* PROBLEM STATEMENT:
Each line below that includes "duration" counts once; report the total and nothing more.

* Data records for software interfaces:
+ + +

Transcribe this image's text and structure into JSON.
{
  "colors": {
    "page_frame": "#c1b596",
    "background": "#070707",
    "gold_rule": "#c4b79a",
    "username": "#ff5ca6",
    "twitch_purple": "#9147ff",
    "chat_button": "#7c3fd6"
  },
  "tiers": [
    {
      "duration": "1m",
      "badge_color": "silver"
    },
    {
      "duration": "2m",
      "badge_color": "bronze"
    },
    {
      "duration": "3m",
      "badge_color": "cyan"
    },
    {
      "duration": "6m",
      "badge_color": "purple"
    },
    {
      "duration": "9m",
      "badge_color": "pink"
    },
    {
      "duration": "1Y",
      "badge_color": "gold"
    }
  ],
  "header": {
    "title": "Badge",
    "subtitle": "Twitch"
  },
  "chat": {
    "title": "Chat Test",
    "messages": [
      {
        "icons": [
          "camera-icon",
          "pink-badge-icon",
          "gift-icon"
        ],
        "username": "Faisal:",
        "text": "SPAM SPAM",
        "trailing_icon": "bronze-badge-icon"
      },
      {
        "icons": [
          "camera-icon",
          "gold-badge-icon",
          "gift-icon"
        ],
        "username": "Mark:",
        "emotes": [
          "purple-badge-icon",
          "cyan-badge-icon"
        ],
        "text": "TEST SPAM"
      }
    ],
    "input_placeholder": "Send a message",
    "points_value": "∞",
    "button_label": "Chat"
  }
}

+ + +

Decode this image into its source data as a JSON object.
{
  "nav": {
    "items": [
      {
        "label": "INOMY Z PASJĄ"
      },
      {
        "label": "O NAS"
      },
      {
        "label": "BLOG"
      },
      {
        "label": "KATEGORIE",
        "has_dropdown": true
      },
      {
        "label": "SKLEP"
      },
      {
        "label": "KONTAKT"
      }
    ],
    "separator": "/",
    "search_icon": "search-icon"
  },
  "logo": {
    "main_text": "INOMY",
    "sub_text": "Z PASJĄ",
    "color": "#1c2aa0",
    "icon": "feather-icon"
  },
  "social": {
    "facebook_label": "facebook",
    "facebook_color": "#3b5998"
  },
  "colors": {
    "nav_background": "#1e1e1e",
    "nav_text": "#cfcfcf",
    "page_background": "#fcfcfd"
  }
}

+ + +

* ANSWER FOR THE TASK:
6